White teachers win $2.1 MILLION in discrimination suit against NYC education department

May 3, 2024 | Political News

New York City will pay out $2.1 million to three white teachers who sued the Department of Education for discrimination, the New York Post reports.

The plaintiffs claimed in the lawsuit that they had been demoted under former Schools Chancellor Richard Carranza and were replaced by people of color who they claimed were unqualified to take on their roles.

The suit was filed five years ago and all three teachers, Lois Herrera, Jaye Murray, and Laura Feijoo, will each receive $700,000 in the form of a settlement after a judge ruled they offered evidence of “race-based discrimination.”

Carranza was on a mission to battle “toxic whiteness” in the DOE, according to the suit, which resulted in “discriminatory” demotions.

The lawsuit claimed that while Herrera, a Harvard graduate, was operating as the CEO of the Office of Safety and Youth Development, one of Carranza's deputy chancellors suddenly took away her title and replaced her with Mark Rampersant, a GED-holding black man who was “less-qualified.”

Feijoo, the Senior Supervising Superintendent at the time who was in charge of 46 DOE superintendents, was replaced by Cheryl Watson-Harris, an underling who was Black and did not have the necessary NY licensing at the time, the suit states.

Additionally, Murray, former executive director of the Office of Counseling Support Programs, was demoted from his post and told to report to Rampersant, according to the suit.

Ursulina Ramirez, the DOE's then-chief operating officer, wrote an internal email claiming that former NYC Mayor Bill de Blasio, who named Carranza chancellor in 2018, was “fixated on diversity.”

The lawsuit claimed that those chosen to replace the three female teachers received their employment by “a tap on the shoulder,” without the posts being posted or other applicants being interviewed.

The educators are satisfied with the outcome saying they feel “vindicated” following a five-year legal battle.

The city did not admit to any wrongdoing in the settlement.

A spokesperson for the city's law department said: “The DOE and City are fully committed to fair and inclusive employment practices, and we maintain that these claims lack merit.
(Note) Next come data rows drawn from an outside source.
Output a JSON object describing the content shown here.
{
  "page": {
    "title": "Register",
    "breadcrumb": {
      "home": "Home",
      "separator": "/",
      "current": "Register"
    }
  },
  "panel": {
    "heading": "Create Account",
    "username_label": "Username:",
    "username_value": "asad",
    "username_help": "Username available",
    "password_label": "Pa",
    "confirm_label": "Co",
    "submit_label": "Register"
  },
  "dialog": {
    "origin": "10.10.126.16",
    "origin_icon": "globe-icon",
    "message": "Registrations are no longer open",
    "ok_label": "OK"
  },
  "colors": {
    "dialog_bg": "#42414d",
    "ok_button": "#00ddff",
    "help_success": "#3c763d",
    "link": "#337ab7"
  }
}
Nevertheless, settlement of this long-standing case was in the best interest of all parties.”